A good guide should be selective about the sights visited and knowledgeable about their hours and rules, especially regarding photography. Prior to a visit to a sight that is especially photogenic, he should advise people to bring their cameras.

If background information is important to the appreciation of a sight, a printed handout with necessary information about dates, names of historical persons and important events connected with the sight should be provided prior to arrival. He may also talk on the bus while commuting to the site and everyone is comfortably seated.

Upon arrival at the site, the guide should comment briefly on what is to be seen and its significance. He should then be available and able to answer questions.

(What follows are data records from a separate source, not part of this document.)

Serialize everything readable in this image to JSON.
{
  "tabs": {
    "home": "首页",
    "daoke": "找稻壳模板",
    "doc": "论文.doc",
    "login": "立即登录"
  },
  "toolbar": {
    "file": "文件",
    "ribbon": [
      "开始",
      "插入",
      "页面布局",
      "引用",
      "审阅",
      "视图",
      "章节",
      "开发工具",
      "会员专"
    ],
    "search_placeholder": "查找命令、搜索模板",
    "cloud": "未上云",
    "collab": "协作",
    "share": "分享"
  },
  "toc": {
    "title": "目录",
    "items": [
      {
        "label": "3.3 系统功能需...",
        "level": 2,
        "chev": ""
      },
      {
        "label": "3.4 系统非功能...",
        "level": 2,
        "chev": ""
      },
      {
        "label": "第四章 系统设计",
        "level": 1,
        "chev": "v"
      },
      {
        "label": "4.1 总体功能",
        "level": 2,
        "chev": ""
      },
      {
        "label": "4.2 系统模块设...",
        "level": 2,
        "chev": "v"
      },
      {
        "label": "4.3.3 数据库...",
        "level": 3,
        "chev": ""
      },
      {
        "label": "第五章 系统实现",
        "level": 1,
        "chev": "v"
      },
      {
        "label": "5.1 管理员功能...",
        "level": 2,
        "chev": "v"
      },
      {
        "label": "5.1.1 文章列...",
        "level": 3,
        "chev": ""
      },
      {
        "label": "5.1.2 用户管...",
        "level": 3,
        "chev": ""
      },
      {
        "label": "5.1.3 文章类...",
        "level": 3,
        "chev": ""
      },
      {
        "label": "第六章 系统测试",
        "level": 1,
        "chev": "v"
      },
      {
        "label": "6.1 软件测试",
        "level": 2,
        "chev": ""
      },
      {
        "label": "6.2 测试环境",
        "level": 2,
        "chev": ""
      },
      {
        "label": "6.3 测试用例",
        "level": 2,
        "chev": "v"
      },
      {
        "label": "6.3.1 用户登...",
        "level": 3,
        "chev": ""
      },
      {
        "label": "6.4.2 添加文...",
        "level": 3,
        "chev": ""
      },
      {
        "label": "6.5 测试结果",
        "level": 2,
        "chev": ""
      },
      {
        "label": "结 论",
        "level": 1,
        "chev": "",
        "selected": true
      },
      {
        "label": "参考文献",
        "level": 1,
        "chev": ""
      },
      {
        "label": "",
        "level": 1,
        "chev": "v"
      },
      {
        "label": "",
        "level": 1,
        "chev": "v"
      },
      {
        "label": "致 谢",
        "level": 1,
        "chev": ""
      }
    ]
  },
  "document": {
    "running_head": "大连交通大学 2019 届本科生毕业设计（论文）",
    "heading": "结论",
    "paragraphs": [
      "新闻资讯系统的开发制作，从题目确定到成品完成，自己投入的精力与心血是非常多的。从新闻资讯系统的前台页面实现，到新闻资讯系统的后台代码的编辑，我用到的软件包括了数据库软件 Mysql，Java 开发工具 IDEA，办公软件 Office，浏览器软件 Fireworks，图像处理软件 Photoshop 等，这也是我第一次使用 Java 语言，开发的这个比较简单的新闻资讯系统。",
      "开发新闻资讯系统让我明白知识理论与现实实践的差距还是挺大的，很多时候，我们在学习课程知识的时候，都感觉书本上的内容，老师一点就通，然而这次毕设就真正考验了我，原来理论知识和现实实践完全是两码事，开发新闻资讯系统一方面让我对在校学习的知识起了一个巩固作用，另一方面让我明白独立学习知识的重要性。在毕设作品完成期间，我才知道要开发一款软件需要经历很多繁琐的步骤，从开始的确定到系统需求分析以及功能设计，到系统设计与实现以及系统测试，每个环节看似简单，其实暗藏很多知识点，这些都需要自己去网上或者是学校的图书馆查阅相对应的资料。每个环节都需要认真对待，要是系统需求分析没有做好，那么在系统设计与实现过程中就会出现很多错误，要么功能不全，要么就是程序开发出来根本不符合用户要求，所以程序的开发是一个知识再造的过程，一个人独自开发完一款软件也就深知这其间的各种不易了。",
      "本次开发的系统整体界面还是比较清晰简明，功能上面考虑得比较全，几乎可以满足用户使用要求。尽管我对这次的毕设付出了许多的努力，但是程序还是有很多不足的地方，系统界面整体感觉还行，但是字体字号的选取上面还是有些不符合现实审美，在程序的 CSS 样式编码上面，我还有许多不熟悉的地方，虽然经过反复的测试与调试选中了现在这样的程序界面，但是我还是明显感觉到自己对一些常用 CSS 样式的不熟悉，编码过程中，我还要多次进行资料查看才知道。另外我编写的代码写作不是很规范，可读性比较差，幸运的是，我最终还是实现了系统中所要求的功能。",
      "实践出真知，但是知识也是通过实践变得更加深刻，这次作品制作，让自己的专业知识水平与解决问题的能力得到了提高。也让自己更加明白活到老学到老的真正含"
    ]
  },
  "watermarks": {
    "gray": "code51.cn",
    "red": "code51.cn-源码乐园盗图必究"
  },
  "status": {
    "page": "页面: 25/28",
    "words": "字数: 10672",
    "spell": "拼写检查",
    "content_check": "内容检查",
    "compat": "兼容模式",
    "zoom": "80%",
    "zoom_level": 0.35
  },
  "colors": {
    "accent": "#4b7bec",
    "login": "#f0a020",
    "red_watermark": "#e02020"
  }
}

We cannot expect foreign guides to speak BBC English, but pronunciation problems are exaggerated by loquaciousness. If the guide tries to tell us everything he knows, we will be overwhelmed and merely confused and frustrated. In many cases, English signs and inscriptions will give the interested visitors the information they want, and ample opportunity should be provided for reading them.

Most guides are sweet, conscientious people who try very hard to serve their groups. Frank and constructive feedback could help them do a better job.

KEN BENNETT

Torrance, CA

Please login or subscribe to ITN to read the entire post.

On a trip to Viet Nam and Laos, I was so distressed by overly loquacious and hard-to-understand guides that I am reluctant to take any more guided tours. Listening is tiring, especially for those of us with hearing problems and for everyone who has difficulty understanding speakers with foreign accents.

A good guide should be selective about the sights visited and knowledgeable about their hours and rules, especially regarding photography. Prior to a visit to a sight that is especially photogenic, he should advise people to bring their cameras.

If background information is important to the appreciation of a sight, a printed handout with necessary information about dates, names of historical persons and important events connected with the sight should be provided prior to arrival. He may also talk on the bus while commuting to the site and everyone is comfortably seated.

Upon arrival at the site, the guide should comment briefly on what is to be seen and its significance. He should then be available and able to answer questions.

We cannot expect foreign guides to speak BBC English, but pronunciation problems are exaggerated by loquaciousness. If the guide tries to tell us everything he knows, we will be overwhelmed and merely confused and frustrated. In many cases, English signs and inscriptions will give the interested visitors the information they want, and ample opportunity should be provided for reading them.

Most guides are sweet, conscientious people who try very hard to serve their groups. Frank and constructive feedback could help them do a better job.

KEN BENNETT

Torrance, CA